Russia’s former Prime Minister Dmitry Medvedev has expressed support for compulsory vaccinations Wednesday as the country grapples with slower-than-hoped-for coronavirus vaccine uptake.
Medvedev, who was demoted to deputy chief of Russia’s Security Council in a major cabinet reshuffle last year, described mandating vaccinations as a tradeoff between individual choice and protecting the population from disease.
“Vaccination itself presupposes a person’s consent. ... But sometimes these decisions can be binding in the public interest and the interest of protecting the vast majority of the population,” he said.
“The relationship between voluntary and mandatory can be changed in favor of mandatory, though this is a question of proportionality of values: On the one hand, the value of individual life and on the other, the value of protecting the entire population,” Medvedev added.
Nearly 14 million Russians, or almost 10% of the population, have received at least one dose of one of Russia’s three approved Covid-19 jabs, according to a comprehensive analysis by the RBC news website.
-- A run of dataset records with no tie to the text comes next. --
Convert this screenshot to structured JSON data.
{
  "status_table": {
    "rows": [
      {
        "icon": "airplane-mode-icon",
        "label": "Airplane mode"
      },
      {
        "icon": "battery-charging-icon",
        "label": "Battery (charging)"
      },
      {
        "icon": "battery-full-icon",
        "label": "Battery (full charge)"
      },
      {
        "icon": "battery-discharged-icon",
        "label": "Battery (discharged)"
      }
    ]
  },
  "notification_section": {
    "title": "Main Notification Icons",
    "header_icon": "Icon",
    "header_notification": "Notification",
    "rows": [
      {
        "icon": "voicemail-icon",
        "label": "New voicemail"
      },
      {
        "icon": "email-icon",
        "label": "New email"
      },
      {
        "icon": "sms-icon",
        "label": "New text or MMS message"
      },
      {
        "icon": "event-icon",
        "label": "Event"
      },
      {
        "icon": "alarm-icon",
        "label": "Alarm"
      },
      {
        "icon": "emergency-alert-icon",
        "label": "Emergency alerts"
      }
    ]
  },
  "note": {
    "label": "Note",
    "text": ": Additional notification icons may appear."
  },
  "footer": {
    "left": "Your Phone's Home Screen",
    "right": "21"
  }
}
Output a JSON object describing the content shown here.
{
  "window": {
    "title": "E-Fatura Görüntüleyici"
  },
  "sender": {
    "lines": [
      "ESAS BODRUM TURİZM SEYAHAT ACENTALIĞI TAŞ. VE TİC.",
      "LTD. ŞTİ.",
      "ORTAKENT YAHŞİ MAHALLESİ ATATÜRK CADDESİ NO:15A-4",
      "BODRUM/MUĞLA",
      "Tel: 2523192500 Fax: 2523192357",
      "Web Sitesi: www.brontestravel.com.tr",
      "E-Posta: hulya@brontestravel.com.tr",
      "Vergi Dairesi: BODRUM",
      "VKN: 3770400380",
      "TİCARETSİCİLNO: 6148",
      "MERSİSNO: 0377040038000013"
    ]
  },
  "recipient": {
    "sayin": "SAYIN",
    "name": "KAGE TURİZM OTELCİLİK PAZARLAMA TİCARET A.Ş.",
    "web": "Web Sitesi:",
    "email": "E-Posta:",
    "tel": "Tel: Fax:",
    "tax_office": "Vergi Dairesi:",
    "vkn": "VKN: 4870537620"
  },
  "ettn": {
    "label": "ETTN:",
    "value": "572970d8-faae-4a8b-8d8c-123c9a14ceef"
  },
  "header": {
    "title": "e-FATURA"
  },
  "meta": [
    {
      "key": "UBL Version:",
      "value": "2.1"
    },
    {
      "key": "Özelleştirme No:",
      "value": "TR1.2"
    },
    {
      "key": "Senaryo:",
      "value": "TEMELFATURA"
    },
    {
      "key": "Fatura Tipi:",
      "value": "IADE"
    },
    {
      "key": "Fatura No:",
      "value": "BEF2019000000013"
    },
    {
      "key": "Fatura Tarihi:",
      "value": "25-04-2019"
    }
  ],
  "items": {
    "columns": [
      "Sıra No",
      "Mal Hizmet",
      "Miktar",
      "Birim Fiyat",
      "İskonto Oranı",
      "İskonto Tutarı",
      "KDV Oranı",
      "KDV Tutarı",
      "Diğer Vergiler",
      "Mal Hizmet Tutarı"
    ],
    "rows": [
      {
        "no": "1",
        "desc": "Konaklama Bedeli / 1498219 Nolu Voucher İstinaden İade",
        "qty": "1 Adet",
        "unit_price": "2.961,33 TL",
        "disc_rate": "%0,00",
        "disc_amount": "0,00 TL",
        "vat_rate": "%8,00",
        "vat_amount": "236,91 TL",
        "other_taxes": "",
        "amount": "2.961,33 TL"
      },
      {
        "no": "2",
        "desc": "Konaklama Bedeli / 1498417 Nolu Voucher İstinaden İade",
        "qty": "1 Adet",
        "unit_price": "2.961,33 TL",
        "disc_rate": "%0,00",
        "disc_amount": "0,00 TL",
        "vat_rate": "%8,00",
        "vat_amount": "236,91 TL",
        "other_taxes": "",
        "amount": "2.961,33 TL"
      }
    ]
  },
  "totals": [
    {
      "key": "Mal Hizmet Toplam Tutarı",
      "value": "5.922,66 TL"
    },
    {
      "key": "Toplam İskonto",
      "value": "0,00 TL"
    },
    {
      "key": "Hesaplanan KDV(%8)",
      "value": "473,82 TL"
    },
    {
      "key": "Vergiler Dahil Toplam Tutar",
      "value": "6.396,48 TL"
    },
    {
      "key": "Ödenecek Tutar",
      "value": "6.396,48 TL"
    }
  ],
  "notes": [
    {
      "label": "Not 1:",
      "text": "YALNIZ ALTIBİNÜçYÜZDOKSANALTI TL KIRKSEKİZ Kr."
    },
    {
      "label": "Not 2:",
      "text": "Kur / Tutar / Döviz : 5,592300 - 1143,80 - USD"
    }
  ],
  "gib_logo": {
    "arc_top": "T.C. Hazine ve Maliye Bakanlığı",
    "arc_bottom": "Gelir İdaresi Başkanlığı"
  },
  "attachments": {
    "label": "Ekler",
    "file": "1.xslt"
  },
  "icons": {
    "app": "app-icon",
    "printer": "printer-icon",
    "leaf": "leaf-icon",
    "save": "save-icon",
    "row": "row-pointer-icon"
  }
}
Slightly more than 9 million (over 6% of the population) have received both doses as Russia grapples with entrenched vaccine skepticism that impedes the domestic vaccination campaign.
Russia is on track to vaccinate 70% of its population to reach herd immunity by October 2022 at its current pace.
Medvedev, speaking at a St. Petersburg legal online forum, also called on countries to recognize each others’ vaccines to make global travel easier.
His comments came a month after the European Court of Human Rights ruled that compulsory vaccination can be “necessary in a democratic society.” Euronews reported that the ruling, which concerned events that took place long before the current pandemic, could set a legal precedent in the current debate on whether Covid-19 vaccination should be made compulsory.